**** DATA FOR THIS TASK

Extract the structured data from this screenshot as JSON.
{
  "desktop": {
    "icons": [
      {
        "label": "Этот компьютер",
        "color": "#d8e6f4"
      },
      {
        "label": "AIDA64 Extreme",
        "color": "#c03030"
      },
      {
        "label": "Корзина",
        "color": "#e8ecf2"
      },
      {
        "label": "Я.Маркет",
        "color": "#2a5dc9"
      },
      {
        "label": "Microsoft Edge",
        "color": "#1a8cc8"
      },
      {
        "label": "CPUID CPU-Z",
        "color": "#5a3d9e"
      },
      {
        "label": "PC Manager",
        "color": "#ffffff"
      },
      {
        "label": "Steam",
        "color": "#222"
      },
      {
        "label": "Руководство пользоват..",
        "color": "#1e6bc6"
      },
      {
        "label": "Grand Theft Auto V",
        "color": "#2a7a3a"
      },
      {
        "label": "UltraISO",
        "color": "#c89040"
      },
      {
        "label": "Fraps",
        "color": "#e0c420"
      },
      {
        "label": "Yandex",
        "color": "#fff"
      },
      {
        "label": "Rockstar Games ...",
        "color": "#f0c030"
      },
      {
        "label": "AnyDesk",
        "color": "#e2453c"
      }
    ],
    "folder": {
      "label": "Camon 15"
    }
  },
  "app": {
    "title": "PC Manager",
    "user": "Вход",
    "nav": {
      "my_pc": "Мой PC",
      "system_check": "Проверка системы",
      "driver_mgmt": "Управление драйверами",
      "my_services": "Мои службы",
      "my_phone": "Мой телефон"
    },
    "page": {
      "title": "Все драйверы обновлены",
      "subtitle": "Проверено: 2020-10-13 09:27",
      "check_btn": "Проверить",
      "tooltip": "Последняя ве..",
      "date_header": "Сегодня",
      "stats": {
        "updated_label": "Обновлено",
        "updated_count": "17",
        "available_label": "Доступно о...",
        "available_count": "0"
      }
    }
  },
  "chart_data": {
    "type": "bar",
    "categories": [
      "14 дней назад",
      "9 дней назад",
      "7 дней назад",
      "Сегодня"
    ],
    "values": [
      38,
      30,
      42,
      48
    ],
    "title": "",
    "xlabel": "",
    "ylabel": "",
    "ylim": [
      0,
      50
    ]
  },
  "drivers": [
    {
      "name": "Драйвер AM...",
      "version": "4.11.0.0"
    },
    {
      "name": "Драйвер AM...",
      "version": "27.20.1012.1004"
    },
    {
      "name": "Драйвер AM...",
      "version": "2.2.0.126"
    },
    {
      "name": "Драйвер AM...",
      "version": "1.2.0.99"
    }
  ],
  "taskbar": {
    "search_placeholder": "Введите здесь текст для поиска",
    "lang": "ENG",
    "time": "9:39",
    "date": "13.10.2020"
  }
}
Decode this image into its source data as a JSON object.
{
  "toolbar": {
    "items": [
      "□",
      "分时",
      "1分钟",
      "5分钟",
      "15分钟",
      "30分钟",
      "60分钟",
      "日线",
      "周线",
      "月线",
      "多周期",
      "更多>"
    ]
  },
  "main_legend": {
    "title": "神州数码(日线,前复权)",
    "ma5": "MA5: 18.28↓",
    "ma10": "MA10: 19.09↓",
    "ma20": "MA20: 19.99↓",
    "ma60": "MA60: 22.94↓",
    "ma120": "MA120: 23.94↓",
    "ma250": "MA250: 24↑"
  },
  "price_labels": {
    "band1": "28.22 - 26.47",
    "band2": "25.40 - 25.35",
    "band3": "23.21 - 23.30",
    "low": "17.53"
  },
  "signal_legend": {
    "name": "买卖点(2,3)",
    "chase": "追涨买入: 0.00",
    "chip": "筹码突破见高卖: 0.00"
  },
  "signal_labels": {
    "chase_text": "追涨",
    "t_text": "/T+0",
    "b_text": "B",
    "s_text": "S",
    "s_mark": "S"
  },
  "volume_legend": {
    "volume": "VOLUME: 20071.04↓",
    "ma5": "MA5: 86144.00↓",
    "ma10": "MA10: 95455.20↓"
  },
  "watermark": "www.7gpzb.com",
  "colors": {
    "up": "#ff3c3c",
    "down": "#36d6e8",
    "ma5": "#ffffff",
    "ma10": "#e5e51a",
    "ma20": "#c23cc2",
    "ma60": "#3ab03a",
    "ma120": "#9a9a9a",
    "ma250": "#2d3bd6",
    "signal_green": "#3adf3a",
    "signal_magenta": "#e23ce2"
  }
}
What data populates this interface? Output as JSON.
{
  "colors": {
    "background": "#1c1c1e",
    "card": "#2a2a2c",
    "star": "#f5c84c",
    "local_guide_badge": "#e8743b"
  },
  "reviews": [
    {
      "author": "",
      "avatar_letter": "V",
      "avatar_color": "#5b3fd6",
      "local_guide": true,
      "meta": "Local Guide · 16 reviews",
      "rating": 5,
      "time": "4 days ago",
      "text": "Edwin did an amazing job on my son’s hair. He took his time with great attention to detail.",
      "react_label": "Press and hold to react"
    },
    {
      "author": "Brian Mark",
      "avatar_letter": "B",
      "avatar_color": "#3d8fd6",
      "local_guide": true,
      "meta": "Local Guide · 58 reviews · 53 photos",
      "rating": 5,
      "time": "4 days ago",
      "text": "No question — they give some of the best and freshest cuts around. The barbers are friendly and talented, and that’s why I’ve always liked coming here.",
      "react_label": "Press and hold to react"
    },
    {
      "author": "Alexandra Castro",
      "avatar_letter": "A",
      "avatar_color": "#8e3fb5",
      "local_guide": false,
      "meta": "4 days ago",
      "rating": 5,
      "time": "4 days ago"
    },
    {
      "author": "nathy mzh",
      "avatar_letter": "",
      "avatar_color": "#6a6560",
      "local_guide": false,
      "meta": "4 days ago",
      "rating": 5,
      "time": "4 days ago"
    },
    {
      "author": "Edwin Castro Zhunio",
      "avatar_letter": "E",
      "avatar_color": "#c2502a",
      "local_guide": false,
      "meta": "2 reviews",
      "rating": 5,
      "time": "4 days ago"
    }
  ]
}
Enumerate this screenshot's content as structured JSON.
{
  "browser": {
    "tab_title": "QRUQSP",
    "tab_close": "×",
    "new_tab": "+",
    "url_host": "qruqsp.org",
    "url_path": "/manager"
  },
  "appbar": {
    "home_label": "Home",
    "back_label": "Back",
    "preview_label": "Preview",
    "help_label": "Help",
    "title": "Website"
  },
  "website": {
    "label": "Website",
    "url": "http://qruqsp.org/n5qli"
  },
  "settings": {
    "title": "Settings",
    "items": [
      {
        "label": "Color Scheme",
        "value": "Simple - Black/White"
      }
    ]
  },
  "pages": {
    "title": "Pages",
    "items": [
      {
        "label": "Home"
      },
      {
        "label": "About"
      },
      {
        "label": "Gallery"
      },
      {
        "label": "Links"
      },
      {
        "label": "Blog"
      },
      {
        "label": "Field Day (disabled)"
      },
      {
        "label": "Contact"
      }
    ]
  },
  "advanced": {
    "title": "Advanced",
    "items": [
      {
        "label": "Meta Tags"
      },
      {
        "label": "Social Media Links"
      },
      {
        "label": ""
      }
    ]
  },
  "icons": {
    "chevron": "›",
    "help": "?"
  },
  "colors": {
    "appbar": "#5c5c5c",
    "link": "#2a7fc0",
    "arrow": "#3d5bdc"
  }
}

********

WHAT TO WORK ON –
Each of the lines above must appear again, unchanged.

RESPONSE BELOW –
Extract the structured data from this screenshot as JSON.
{
  "desktop": {
    "icons": [
      {
        "label": "Этот компьютер",
        "color": "#d8e6f4"
      },
      {
        "label": "AIDA64 Extreme",
        "color": "#c03030"
      },
      {
        "label": "Корзина",
        "color": "#e8ecf2"
      },
      {
        "label": "Я.Маркет",
        "color": "#2a5dc9"
      },
      {
        "label": "Microsoft Edge",
        "color": "#1a8cc8"
      },
      {
        "label": "CPUID CPU-Z",
        "color": "#5a3d9e"
      },
      {
        "label": "PC Manager",
        "color": "#ffffff"
      },
      {
        "label": "Steam",
        "color": "#222"
      },
      {
        "label": "Руководство пользоват..",
        "color": "#1e6bc6"
      },
      {
        "label": "Grand Theft Auto V",
        "color": "#2a7a3a"
      },
      {
        "label": "UltraISO",
        "color": "#c89040"
      },
      {
        "label": "Fraps",
        "color": "#e0c420"
      },
      {
        "label": "Yandex",
        "color": "#fff"
      },
      {
        "label": "Rockstar Games ...",
        "color": "#f0c030"
      },
      {
        "label": "AnyDesk",
        "color": "#e2453c"
      }
    ],
    "folder": {
      "label": "Camon 15"
    }
  },
  "app": {
    "title": "PC Manager",
    "user": "Вход",
    "nav": {
      "my_pc": "Мой PC",
      "system_check": "Проверка системы",
      "driver_mgmt": "Управление драйверами",
      "my_services": "Мои службы",
      "my_phone": "Мой телефон"
    },
    "page": {
      "title": "Все драйверы обновлены",
      "subtitle": "Проверено: 2020-10-13 09:27",
      "check_btn": "Проверить",
      "tooltip": "Последняя ве..",
      "date_header": "Сегодня",
      "stats": {
        "updated_label": "Обновлено",
        "updated_count": "17",
        "available_label": "Доступно о...",
        "available_count": "0"
      }
    }
  },
  "chart_data": {
    "type": "bar",
    "categories": [
      "14 дней назад",
      "9 дней назад",
      "7 дней назад",
      "Сегодня"
    ],
    "values": [
      38,
      30,
      42,
      48
    ],
    "title": "",
    "xlabel": "",
    "ylabel": "",
    "ylim": [
      0,
      50
    ]
  },
  "drivers": [
    {
      "name": "Драйвер AM...",
      "version": "4.11.0.0"
    },
    {
      "name": "Драйвер AM...",
      "version": "27.20.1012.1004"
    },
    {
      "name": "Драйвер AM...",
      "version": "2.2.0.126"
    },
    {
      "name": "Драйвер AM...",
      "version": "1.2.0.99"
    }
  ],
  "taskbar": {
    "search_placeholder": "Введите здесь текст для поиска",
    "lang": "ENG",
    "time": "9:39",
    "date": "13.10.2020"
  }
}
Decode this image into its source data as a JSON object.
{
  "toolbar": {
    "items": [
      "□",
      "分时",
      "1分钟",
      "5分钟",
      "15分钟",
      "30分钟",
      "60分钟",
      "日线",
      "周线",
      "月线",
      "多周期",
      "更多>"
    ]
  },
  "main_legend": {
    "title": "神州数码(日线,前复权)",
    "ma5": "MA5: 18.28↓",
    "ma10": "MA10: 19.09↓",
    "ma20": "MA20: 19.99↓",
    "ma60": "MA60: 22.94↓",
    "ma120": "MA120: 23.94↓",
    "ma250": "MA250: 24↑"
  },
  "price_labels": {
    "band1": "28.22 - 26.47",
    "band2": "25.40 - 25.35",
    "band3": "23.21 - 23.30",
    "low": "17.53"
  },
  "signal_legend": {
    "name": "买卖点(2,3)",
    "chase": "追涨买入: 0.00",
    "chip": "筹码突破见高卖: 0.00"
  },
  "signal_labels": {
    "chase_text": "追涨",
    "t_text": "/T+0",
    "b_text": "B",
    "s_text": "S",
    "s_mark": "S"
  },
  "volume_legend": {
    "volume": "VOLUME: 20071.04↓",
    "ma5": "MA5: 86144.00↓",
    "ma10": "MA10: 95455.20↓"
  },
  "watermark": "www.7gpzb.com",
  "colors": {
    "up": "#ff3c3c",
    "down": "#36d6e8",
    "ma5": "#ffffff",
    "ma10": "#e5e51a",
    "ma20": "#c23cc2",
    "ma60": "#3ab03a",
    "ma120": "#9a9a9a",
    "ma250": "#2d3bd6",
    "signal_green": "#3adf3a",
    "signal_magenta": "#e23ce2"
  }
}
What data populates this interface? Output as JSON.
{
  "colors": {
    "background": "#1c1c1e",
    "card": "#2a2a2c",
    "star": "#f5c84c",
    "local_guide_badge": "#e8743b"
  },
  "reviews": [
    {
      "author": "",
      "avatar_letter": "V",
      "avatar_color": "#5b3fd6",
      "local_guide": true,
      "meta": "Local Guide · 16 reviews",
      "rating": 5,
      "time": "4 days ago",
      "text": "Edwin did an amazing job on my son’s hair. He took his time with great attention to detail.",
      "react_label": "Press and hold to react"
    },
    {
      "author": "Brian Mark",
      "avatar_letter": "B",
      "avatar_color": "#3d8fd6",
      "local_guide": true,
      "meta": "Local Guide · 58 reviews · 53 photos",
      "rating": 5,
      "time": "4 days ago",
      "text": "No question — they give some of the best and freshest cuts around. The barbers are friendly and talented, and that’s why I’ve always liked coming here.",
      "react_label": "Press and hold to react"
    },
    {
      "author": "Alexandra Castro",
      "avatar_letter": "A",
      "avatar_color": "#8e3fb5",
      "local_guide": false,
      "meta": "4 days ago",
      "rating": 5,
      "time": "4 days ago"
    },
    {
      "author": "nathy mzh",
      "avatar_letter": "",
      "avatar_color": "#6a6560",
      "local_guide": false,
      "meta": "4 days ago",
      "rating": 5,
      "time": "4 days ago"
    },
    {
      "author": "Edwin Castro Zhunio",
      "avatar_letter": "E",
      "avatar_color": "#c2502a",
      "local_guide": false,
      "meta": "2 reviews",
      "rating": 5,
      "time": "4 days ago"
    }
  ]
}
Enumerate this screenshot's content as structured JSON.
{
  "browser": {
    "tab_title": "QRUQSP",
    "tab_close": "×",
    "new_tab": "+",
    "url_host": "qruqsp.org",
    "url_path": "/manager"
  },
  "appbar": {
    "home_label": "Home",
    "back_label": "Back",
    "preview_label": "Preview",
    "help_label": "Help",
    "title": "Website"
  },
  "website": {
    "label": "Website",
    "url": "http://qruqsp.org/n5qli"
  },
  "settings": {
    "title": "Settings",
    "items": [
      {
        "label": "Color Scheme",
        "value": "Simple - Black/White"
      }
    ]
  },
  "pages": {
    "title": "Pages",
    "items": [
      {
        "label": "Home"
      },
      {
        "label": "About"
      },
      {
        "label": "Gallery"
      },
      {
        "label": "Links"
      },
      {
        "label": "Blog"
      },
      {
        "label": "Field Day (disabled)"
      },
      {
        "label": "Contact"
      }
    ]
  },
  "advanced": {
    "title": "Advanced",
    "items": [
      {
        "label": "Meta Tags"
      },
      {
        "label": "Social Media Links"
      },
      {
        "label": ""
      }
    ]
  },
  "icons": {
    "chevron": "›",
    "help": "?"
  },
  "colors": {
    "appbar": "#5c5c5c",
    "link": "#2a7fc0",
    "arrow": "#3d5bdc"
  }
}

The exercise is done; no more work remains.